  2. Exposure therapy-using exposure to feared objects and situations in order to decrease conditioned fear reactions.
  3. Education regarding the disorder and its causes.
  4. Arousal management strategies-using relaxation exercises and other techniques to lower the physical symptoms of anxiety.

Some of the treatments:

Prolonged Exposure (PE): This protocol for PTSD has been well researched, with numerous studies demonstrating its effectiveness.  The program has all of the core components for CBT for PTSD, including cognitive restructuring, education, arousal management strategies, and exposure therapy.  The protocol strongly emphasizes the exposure component of therapy.

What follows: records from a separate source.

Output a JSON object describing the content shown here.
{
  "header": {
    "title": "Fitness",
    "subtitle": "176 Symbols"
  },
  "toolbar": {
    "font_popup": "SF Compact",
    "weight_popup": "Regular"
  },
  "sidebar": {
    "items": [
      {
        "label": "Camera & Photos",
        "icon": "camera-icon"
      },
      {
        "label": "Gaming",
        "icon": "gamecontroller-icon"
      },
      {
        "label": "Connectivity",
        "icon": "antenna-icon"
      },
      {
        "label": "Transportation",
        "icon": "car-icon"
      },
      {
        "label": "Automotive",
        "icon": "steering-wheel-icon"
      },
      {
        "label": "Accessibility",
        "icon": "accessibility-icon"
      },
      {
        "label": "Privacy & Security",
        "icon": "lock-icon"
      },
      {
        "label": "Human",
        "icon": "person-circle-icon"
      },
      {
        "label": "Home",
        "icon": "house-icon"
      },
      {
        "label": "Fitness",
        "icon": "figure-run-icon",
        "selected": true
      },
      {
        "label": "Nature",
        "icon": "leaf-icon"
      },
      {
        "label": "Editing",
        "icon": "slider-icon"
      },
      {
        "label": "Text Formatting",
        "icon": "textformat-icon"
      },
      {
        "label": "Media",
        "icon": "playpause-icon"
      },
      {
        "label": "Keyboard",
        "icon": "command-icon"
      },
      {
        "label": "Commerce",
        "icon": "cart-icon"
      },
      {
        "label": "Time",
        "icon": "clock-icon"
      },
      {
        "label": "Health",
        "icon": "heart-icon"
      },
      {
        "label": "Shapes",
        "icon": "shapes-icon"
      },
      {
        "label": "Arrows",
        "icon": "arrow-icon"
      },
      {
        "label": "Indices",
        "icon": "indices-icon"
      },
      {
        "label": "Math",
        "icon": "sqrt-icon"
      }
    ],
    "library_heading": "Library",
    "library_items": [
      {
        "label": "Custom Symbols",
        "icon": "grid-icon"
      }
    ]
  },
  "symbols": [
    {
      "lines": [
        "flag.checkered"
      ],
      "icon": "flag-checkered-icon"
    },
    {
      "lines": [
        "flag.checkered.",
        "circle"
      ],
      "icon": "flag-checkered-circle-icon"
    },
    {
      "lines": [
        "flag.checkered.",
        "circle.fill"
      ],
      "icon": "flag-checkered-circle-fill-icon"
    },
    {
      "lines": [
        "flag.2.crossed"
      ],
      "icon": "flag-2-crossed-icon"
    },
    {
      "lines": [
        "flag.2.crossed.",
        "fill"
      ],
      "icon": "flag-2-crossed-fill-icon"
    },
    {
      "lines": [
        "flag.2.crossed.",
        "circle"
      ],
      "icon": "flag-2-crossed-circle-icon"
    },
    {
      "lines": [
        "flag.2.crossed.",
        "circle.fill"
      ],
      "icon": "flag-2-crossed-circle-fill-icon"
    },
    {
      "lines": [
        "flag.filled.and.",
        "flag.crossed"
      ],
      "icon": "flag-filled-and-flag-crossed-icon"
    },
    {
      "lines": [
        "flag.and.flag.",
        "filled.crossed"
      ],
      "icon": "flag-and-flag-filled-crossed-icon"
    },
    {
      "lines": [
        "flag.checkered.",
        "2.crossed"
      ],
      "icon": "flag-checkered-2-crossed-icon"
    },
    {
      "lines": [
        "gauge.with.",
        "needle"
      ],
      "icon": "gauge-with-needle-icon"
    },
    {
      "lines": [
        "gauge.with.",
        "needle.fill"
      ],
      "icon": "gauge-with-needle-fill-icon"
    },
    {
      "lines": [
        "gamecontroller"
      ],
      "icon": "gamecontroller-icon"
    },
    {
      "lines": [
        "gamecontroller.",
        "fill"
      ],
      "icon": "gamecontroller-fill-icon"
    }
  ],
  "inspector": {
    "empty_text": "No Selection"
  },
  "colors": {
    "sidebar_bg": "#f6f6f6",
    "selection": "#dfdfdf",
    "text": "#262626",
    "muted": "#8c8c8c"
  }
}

Cognitive Processing Therapy (CPT): This is another CBT-based protocol for PTSD.  This treatment program was originally developed for use with sexual assault victims, but has been successfully adapted for use with combat veterans.  The protocol contains education, arousal management, and a heavy emphasis on cognitive therapy.  The protocol has a much smaller exposure therapy component, with having patients repeatedly imagine their trauma as the main exposure therapy.

Eye Movement Desensitization Reprocessing therapy (EMDR): This is a controversial but popular therapy and is currently listed as an effective therapy in the DoD/VA guidelines for PTSD.  This therapy largely centers on having patients recall and describe their trauma memories, while the therapist makes movements with their finger or an object in front of the patients face.  The patient holds their head still and follows the movement with their eyes, helping to reprogram and desensitize the traumatic nature of these memories.  This obviously incorporates imaginal exposure to traumatic memories, and this is likely the reason that the therapy works.  While the eye movements have been shown to be unnecessary, and the theory behind the use of eye movements has been show to be scientifically unsound, the overall therapy has been show to help patients with PTSD.


Refined Goods vs. Raw Logs

Being Canadian, I am used to seeing cargo ships sail out of Vancouver laden with raw logs, minerals and other unrefined goods bound for ports overseas. We’re abundant yet we ship the good elsewhere to be converted into something of high value.

I could spew raw hate at the world, but that’s a low value commodity. It’s ubiquitous. Converting hate into something refined and effective doesn’t disown hatred as much as it uses it for some decent end goal.

In converting hatred into determination; rage into focus; and hurt into art; one can take something bad and make something good out of it.  Determination, focus and art: those are high value refined goods.


* I am calling the wife who I have left, my “first wife” as opposed to my “ex-wife.” It doesn’t undo who she was, she is just in my past.